Many people pursue a college degree for the promise of better opportunities, better pay and ultimately a better life. But at what point does the financial burden of higher education start to outweigh the benefits?

According to Pew Research, Americans owed roughly $1.5 trillion in student loans by the end of March 2019 – an all-time high. What’s more, is in a survey that looked at American consumer debt, the average U.S. household that took out student loans owed $46,679.

Student loans for many are necessary for earning a degree, but they can also negatively affect your future. In addition to making it more challenging to stick to a monthly budget, student loan debt could prevent you from reaching financial milestones in your lifetime.

You may not be able to afford a home

Student loan debt can significantly impact your ability to buy a house. For one, your loan payments may interfere with your ability to save enough money for a down payment, which many lenders require. Secondly, your student loan debt may prevent you from qualifying for an affordable mortgage and good interest rates.
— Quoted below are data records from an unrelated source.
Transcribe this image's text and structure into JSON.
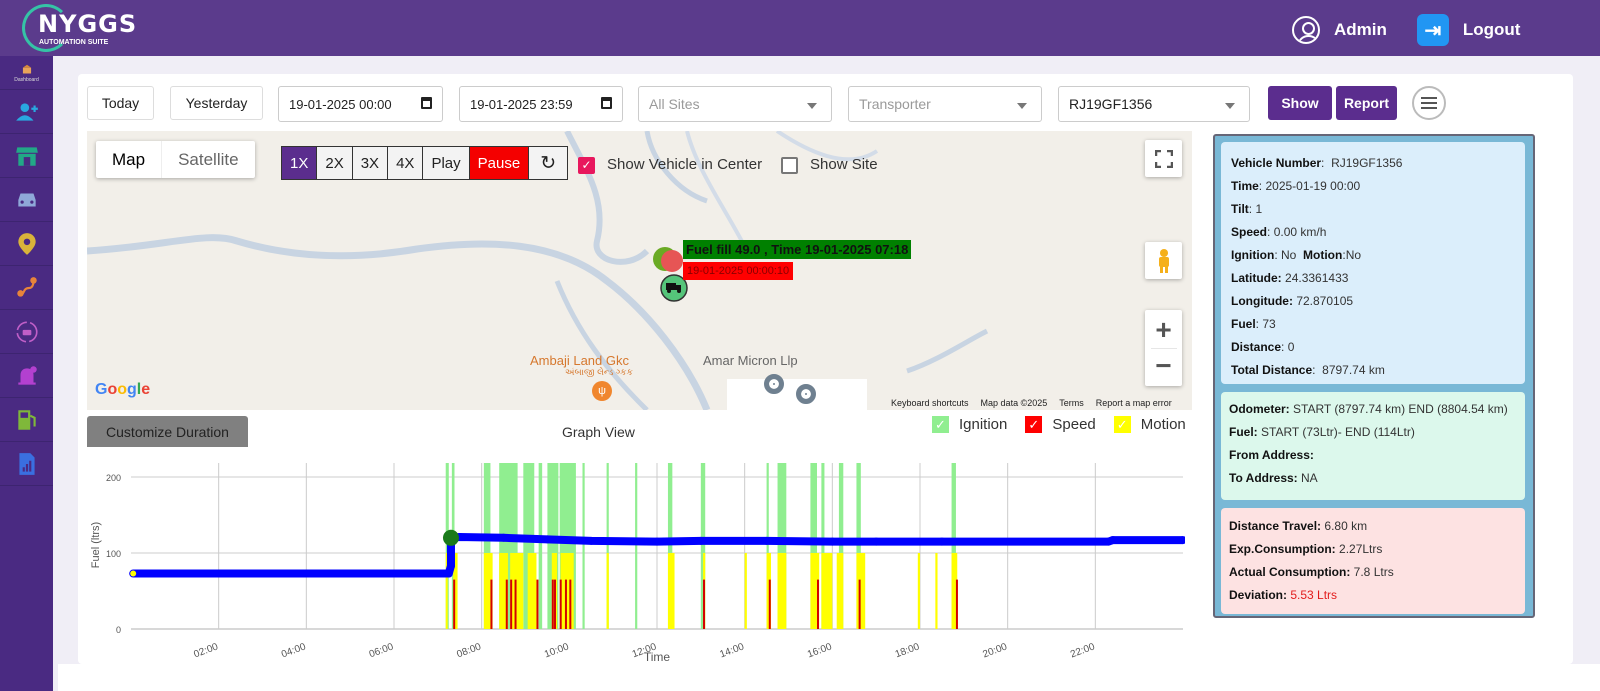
{
  "header": {
    "logo_title": "NYGGS",
    "logo_subtitle": "AUTOMATION SUITE",
    "user_label": "Admin",
    "logout_label": "Logout"
  },
  "sidebar": {
    "items": [
      {
        "icon": "dashboard-icon",
        "label": "Dashboard"
      },
      {
        "icon": "add-user-icon",
        "label": ""
      },
      {
        "icon": "store-icon",
        "label": ""
      },
      {
        "icon": "car-icon",
        "label": ""
      },
      {
        "icon": "location-pin-icon",
        "label": ""
      },
      {
        "icon": "route-icon",
        "label": ""
      },
      {
        "icon": "vehicle-sync-icon",
        "label": ""
      },
      {
        "icon": "alert-settings-icon",
        "label": ""
      },
      {
        "icon": "fuel-pump-icon",
        "label": ""
      },
      {
        "icon": "report-chart-icon",
        "label": ""
      }
    ]
  },
  "filters": {
    "today_label": "Today",
    "yesterday_label": "Yesterday",
    "from_datetime": "19-01-2025 00:00",
    "to_datetime": "19-01-2025 23:59",
    "sites_placeholder": "All Sites",
    "transporter_placeholder": "Transporter",
    "vehicle_selected": "RJ19GF1356",
    "show_label": "Show",
    "report_label": "Report"
  },
  "map": {
    "type_map": "Map",
    "type_satellite": "Satellite",
    "speed_options": [
      "1X",
      "2X",
      "3X",
      "4X"
    ],
    "active_speed": "1X",
    "play_label": "Play",
    "pause_label": "Pause",
    "show_vehicle_center_label": "Show Vehicle in Center",
    "show_vehicle_center_checked": true,
    "show_site_label": "Show Site",
    "show_site_checked": false,
    "fuel_fill_label": "Fuel fill 49.0 , Time 19-01-2025 07:18",
    "marker_time_label": "19-01-2025 00:00:10",
    "poi_1": "Ambaji Land Gkc",
    "poi_1_local": "અંબાજી લેન્ડ ગ્કક",
    "poi_2": "Amar Micron Llp",
    "footer": [
      "Keyboard shortcuts",
      "Map data ©2025",
      "Terms",
      "Report a map error"
    ],
    "google_logo": "Google"
  },
  "graph": {
    "customize_label": "Customize Duration",
    "title": "Graph View",
    "legend": [
      {
        "name": "Ignition",
        "color": "#90ee90",
        "checked": true
      },
      {
        "name": "Speed",
        "color": "#ff0000",
        "checked": true
      },
      {
        "name": "Motion",
        "color": "#ffff00",
        "checked": true
      }
    ]
  },
  "chart_data": {
    "type": "line",
    "title": "Graph View",
    "xlabel": "Time",
    "ylabel": "Fuel (ltrs)",
    "ylim": [
      0,
      200
    ],
    "yticks": [
      0,
      100,
      200
    ],
    "xlim_hours": [
      0,
      24
    ],
    "xticks": [
      "02:00",
      "04:00",
      "06:00",
      "08:00",
      "10:00",
      "12:00",
      "14:00",
      "16:00",
      "18:00",
      "20:00",
      "22:00"
    ],
    "grid": true,
    "legend_position": "top-right",
    "series": [
      {
        "name": "Fuel",
        "color": "#0000ff",
        "points_hours": [
          [
            0.05,
            73
          ],
          [
            7.25,
            73
          ],
          [
            7.3,
            83
          ],
          [
            7.3,
            120
          ],
          [
            7.5,
            121
          ],
          [
            8.5,
            120
          ],
          [
            9.5,
            118
          ],
          [
            10.5,
            116
          ],
          [
            12,
            115
          ],
          [
            13.0,
            116
          ],
          [
            14.5,
            116
          ],
          [
            16.0,
            115
          ],
          [
            17.0,
            115
          ],
          [
            18.5,
            115
          ],
          [
            22.3,
            115
          ],
          [
            22.4,
            117
          ],
          [
            24,
            117
          ]
        ]
      }
    ],
    "fuel_fill_event": {
      "time": "07:18",
      "value": 120
    },
    "ignition_bands_hours": [
      [
        7.18,
        7.25
      ],
      [
        7.32,
        7.38
      ],
      [
        8.05,
        8.2
      ],
      [
        8.4,
        8.82
      ],
      [
        8.95,
        9.2
      ],
      [
        9.3,
        9.38
      ],
      [
        9.5,
        9.75
      ],
      [
        9.78,
        10.15
      ],
      [
        10.3,
        10.35
      ],
      [
        10.85,
        10.9
      ],
      [
        11.5,
        11.55
      ],
      [
        12.25,
        12.35
      ],
      [
        13.0,
        13.1
      ],
      [
        14.5,
        14.55
      ],
      [
        14.75,
        14.95
      ],
      [
        15.5,
        15.65
      ],
      [
        15.75,
        15.82
      ],
      [
        16.15,
        16.25
      ],
      [
        16.55,
        16.65
      ],
      [
        18.72,
        18.82
      ]
    ],
    "motion_bands_hours": [
      [
        7.18,
        7.22
      ],
      [
        7.35,
        7.45
      ],
      [
        8.05,
        8.25
      ],
      [
        8.4,
        8.6
      ],
      [
        8.65,
        8.95
      ],
      [
        9.05,
        9.25
      ],
      [
        9.6,
        9.72
      ],
      [
        9.8,
        10.1
      ],
      [
        10.85,
        10.9
      ],
      [
        12.25,
        12.4
      ],
      [
        13.05,
        13.1
      ],
      [
        14.0,
        14.05
      ],
      [
        14.5,
        14.6
      ],
      [
        14.75,
        14.95
      ],
      [
        15.5,
        15.7
      ],
      [
        15.75,
        16.0
      ],
      [
        16.1,
        16.25
      ],
      [
        16.55,
        16.75
      ],
      [
        17.95,
        18.0
      ],
      [
        18.35,
        18.4
      ],
      [
        18.72,
        18.85
      ]
    ],
    "speed_spikes_hours": [
      7.35,
      8.2,
      8.55,
      8.65,
      8.75,
      9.25,
      9.6,
      9.65,
      9.78,
      9.9,
      10.0,
      13.05,
      14.55,
      15.65,
      16.6,
      18.82
    ]
  },
  "vehicle_info": {
    "vehicle_number_label": "Vehicle Number",
    "vehicle_number": "RJ19GF1356",
    "time_label": "Time",
    "time": "2025-01-19 00:00",
    "tilt_label": "Tilt",
    "tilt": "1",
    "speed_label": "Speed",
    "speed": "0.00 km/h",
    "ignition_label": "Ignition",
    "ignition": "No",
    "motion_label": "Motion",
    "motion": "No",
    "latitude_label": "Latitude:",
    "latitude": "24.3361433",
    "longitude_label": "Longitude:",
    "longitude": "72.870105",
    "fuel_label": "Fuel",
    "fuel": "73",
    "distance_label": "Distance",
    "distance": "0",
    "total_distance_label": "Total Distance",
    "total_distance": "8797.74 km"
  },
  "trip_summary": {
    "odometer_label": "Odometer:",
    "odometer": "START (8797.74 km) END (8804.54 km)",
    "fuel_label": "Fuel:",
    "fuel": "START (73Ltr)- END (114Ltr)",
    "from_address_label": "From Address:",
    "from_address": "",
    "to_address_label": "To Address:",
    "to_address": "NA"
  },
  "consumption": {
    "distance_travel_label": "Distance Travel:",
    "distance_travel": "6.80 km",
    "exp_consumption_label": "Exp.Consumption:",
    "exp_consumption": "2.27Ltrs",
    "actual_consumption_label": "Actual Consumption:",
    "actual_consumption": "7.8 Ltrs",
    "deviation_label": "Deviation:",
    "deviation": "5.53 Ltrs",
    "deviation_color": "#e21b1b"
  }
}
Even if you can afford your mortgage payments, many recent college graduates are putting off buying a home to avoid accumulating more debt on top of their student loans.

Your retirement savings could suffer

It’s recommended that individuals put about 15% of their paychecks into a retirement savings account like a 401k or IRA as soon as they enter the workforce. But if you’re already struggling to cover your student loan payments, you likely can’t afford to start saving for retirement either.

Those without savings for retirement are in for a rude awakening when they do leave the workforce. Your finances for retirement need to last you for up to 20 years or longer. If you don’t have a nest egg, you could be left relying on social security payments or taking a part-time job when you should be taking it easy.

A low credit score can haunt you

If you’re failing to make your student loan payments on time, you could be negatively affecting your credit score. Lenders interpret low credit scores with higher risk, meaning they may be less likely to extend you a line of credit for big purchases like a car or home. It could also mean higher interest rates.

Additionally, credit checks are becoming increasingly common for job applicants. A low credit score viewed by a potential employer could hurt your chances of getting the job you got your degree for.

Managing your student loan debt

Student loan debt can feel insurmountable, but it can be overcome. If you implement simple steps such as sticking to a budget, cutting back on things you don’t need or taking a second job, you can ensure your student debt doesn’t interfere with your future.